With the present effort, this outcome precludes population parameter estimation using traditional capture-recapture or recovery model methodologies. In 1996, studies were initiated to employ radio telemetry methods to investigate length of stay, habitat use, survival, and migration characteristics of fall migrant soras. These studies are ongoing and will be continued through 1998 with a grant from the U.S. Fish and Wildlife Service's Webless Migratory Game Bird Research Program and support from the U.S. Geological Survey's Patuxent Wildlife Research Center. Supplemental funding has also been provided by MNCPPC, FWS Region 5, the Maryland Ornithological Society, Quail Unlimited, and Prince Georges Community College.
During 1996-97 we developed a successful radio transmitter attachment technique to secure 1.8g radio transmitters over the synsacrum of migrant soras. We modified Rappole and Tipton's (1991) leg-loop attachment method by addition of a waist loop to prevent soras from slipping transmitters over their short tails. Thin gauge (0.6 mm) elastic thread proved ideal for attachment and allowed for girth expansion associated with fattening during stopover.
Sixty instrumented soras have been monitored in two years of study from early September until early November. Only a single mortality was recorded and 41 (68%) were confIrmed and another 13 (total 90%) were believed to have migrated from the study area. Only a single bird slipped a radio transmitter. Most birds demonstrated a sedentary nature in the marsh throughout stopover. Average length of stay was 44 days in 1997 (n=29) with peak departure occurring 20-24 October. Departing migrants were detected using a receiver/data-logger monitoring system placed 4 miles down river from the study site. Thirty-six of 37 (97%) soras departed in a 2-hour window of time, beginning 1 hour after sunset. Departure was synchronized with cold fronts on clear, starlit nights. Twenty-five soras were monitored on migration from 8 km to as far away as 770 km.
Findings indicate migration flight speeds of 40 to 50 mph and a direct southward orientation from the study site at least until contact with the Atlantic Ocean west of Cape Lookout, North Carolina. We also attempted to monitor passage of migrant soras radio tagged at Iroquois National Wildlife Refuge in western New York by biologist Soch Lor. None were recorded passing a monitoring unit at Haldeman Island in the middle of the Susquehanna River 10 miles north of Harrisburg, Pennsylvania. This further corroborates our findings that when migrating overland, soras move in a direct southward orientation and are not following land features such as major rivers
Additional publication details
|Publication type||Book chapter|
|Publication Subtype||Book Chapter|
|Title||Sora rail studies on the Patuxent River, Maryland|
|Publisher||U.S. Fish & Wildlife Service and U.S. Geological Survey|
|Publisher location||Laurel, Md|
|Contributing office(s)||Patuxent Wildlife Research Center|
|Larger Work Type||Book|

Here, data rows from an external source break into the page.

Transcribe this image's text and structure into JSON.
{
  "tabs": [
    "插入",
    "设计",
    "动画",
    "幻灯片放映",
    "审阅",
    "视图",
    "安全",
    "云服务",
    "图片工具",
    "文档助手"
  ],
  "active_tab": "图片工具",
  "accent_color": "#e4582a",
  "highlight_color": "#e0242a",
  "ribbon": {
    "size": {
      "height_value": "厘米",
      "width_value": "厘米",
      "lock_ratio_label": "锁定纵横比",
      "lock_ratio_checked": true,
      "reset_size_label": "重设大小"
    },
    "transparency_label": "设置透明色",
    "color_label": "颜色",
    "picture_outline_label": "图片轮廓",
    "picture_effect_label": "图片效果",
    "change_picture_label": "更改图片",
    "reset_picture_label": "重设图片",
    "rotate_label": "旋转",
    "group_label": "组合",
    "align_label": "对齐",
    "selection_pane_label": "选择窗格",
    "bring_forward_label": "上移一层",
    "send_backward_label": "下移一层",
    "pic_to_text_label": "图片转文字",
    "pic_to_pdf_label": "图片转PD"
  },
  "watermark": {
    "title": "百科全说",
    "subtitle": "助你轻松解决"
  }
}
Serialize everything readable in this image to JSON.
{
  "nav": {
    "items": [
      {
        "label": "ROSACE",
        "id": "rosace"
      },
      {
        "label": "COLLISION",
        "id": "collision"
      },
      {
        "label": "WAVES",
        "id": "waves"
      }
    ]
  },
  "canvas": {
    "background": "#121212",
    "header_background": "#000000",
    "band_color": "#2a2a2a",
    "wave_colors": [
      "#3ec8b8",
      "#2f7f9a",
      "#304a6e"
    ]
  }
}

|Larger Work Title||Proceedings of the Marsh Bird Monitoring Workshop|
|First page||37 (abs)|
|Conference Title||Marsh Bird Monitoring Workshop|
|Conference Location||Patuxent Research Refuge, National Wildlife Visitor Center, Laurel, Maryland|
|Conference Date||April 26-28, 1998|